Parrots who live in captivity often pick up on the language that their owners speak. They will learn phrases and words that are said around them because they have a natural ability to mimic sounds.

Whether people are teaching their birds to say "hello" on purpose, or if they are just mimicking words they hear often, they have and incredible memory and will retain this knowledge for years.

Parrots can live a very long time. The Macaw can live up to 50 years, where a Kakapo can live for 95. In their long lives, some of them end up getting lost from their families and end up integrating back into the wild.

When they make it back into the wilderness, they seem to be having some interesting effects on the environment...

The parrots are able to retain their learned language when they leave captivity, but that's not all they do! They have apparently become little professors to their fellow feathered friends!

In Australia, reports of voices in the treetops have emerged. While it sounds like the beginning of a horror movie, it's actually just a bunch of parrots and cockatoos who have been taught to speak by other birds!

Jennene Riggs

Because the parrots who lived in homes know basic language, they have passed it along to all the wild birds and they have taken to chattering up in the trees. Witnesses say that they often hear expletives and general chatter as they walk through the forrest.

Ornithologist, Jaynia Sladek, says that "There's no reason why, if one comes into the flock with words, [then] another member of the flock wouldn't pick it up as well."

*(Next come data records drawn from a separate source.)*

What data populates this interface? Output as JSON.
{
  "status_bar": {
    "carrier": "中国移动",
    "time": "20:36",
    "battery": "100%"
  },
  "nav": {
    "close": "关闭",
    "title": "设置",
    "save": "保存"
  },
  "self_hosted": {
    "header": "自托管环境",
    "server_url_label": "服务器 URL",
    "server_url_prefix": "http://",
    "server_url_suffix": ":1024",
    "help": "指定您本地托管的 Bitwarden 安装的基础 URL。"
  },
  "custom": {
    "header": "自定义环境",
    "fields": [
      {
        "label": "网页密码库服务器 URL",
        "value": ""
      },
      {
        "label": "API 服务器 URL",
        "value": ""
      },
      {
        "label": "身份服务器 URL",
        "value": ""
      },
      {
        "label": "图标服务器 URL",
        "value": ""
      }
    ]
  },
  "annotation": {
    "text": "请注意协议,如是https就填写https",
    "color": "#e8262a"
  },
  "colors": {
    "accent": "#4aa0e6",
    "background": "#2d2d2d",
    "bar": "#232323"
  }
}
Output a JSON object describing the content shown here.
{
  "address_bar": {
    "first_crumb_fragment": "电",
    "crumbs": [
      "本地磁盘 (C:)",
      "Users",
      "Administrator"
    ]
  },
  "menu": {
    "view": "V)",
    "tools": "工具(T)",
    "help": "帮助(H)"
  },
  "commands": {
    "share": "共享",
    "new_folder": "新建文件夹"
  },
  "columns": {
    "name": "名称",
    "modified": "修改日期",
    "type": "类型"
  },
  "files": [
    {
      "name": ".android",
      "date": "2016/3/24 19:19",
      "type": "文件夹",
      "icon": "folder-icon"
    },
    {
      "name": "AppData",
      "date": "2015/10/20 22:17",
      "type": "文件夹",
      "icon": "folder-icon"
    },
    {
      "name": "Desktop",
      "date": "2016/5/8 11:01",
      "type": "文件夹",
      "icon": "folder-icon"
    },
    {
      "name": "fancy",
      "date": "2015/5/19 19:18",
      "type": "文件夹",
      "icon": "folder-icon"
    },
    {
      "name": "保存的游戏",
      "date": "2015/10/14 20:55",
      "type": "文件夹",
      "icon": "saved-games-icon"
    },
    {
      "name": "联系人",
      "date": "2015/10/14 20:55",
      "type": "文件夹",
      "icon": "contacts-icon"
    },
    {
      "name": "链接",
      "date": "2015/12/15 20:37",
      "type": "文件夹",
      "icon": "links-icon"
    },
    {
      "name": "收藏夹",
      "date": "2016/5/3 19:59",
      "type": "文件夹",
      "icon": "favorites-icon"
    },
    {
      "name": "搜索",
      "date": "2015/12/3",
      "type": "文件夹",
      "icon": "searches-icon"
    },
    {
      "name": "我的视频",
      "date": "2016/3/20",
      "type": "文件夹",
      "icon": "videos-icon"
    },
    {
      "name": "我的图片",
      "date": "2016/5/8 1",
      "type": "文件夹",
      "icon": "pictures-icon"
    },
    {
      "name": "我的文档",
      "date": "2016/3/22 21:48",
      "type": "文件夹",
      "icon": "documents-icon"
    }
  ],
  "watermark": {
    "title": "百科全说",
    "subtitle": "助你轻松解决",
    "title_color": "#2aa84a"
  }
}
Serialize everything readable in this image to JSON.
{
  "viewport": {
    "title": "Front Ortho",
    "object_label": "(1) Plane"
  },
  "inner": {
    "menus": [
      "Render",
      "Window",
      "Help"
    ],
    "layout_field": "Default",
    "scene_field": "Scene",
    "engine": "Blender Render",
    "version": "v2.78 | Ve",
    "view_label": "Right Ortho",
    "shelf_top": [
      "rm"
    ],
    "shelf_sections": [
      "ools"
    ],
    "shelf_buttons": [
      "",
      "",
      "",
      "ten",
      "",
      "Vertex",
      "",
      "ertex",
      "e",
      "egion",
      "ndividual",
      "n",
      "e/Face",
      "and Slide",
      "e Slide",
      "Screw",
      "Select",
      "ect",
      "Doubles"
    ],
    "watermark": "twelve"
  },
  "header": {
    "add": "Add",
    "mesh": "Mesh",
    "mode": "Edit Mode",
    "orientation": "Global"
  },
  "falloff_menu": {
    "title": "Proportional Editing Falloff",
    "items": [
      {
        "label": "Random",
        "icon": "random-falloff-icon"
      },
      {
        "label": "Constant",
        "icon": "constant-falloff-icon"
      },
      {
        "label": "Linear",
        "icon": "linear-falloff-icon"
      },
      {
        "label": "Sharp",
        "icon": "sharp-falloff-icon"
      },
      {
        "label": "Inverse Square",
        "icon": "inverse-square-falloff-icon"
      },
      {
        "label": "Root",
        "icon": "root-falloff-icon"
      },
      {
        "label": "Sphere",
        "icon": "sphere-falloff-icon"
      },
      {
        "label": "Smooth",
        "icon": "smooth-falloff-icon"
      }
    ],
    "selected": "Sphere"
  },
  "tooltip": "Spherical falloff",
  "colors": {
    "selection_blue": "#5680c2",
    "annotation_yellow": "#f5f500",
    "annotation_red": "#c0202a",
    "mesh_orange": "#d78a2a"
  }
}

Apparently it helps distinguish them from the pack, and prove they are a good choice for potential mates. Sladek says "For some species it's like advertising 'I am very fit because I can learn a lot of different birds' [calls]'."

How would you feel if you were out in a forest and heard a bunch of talking up in the trees? Pretty creepy right?

Tanya has been writing for Shared for two years. She spends too much time thinking about dogs, Marvel movies, and ice cream. You can reach me at tanya@shared.com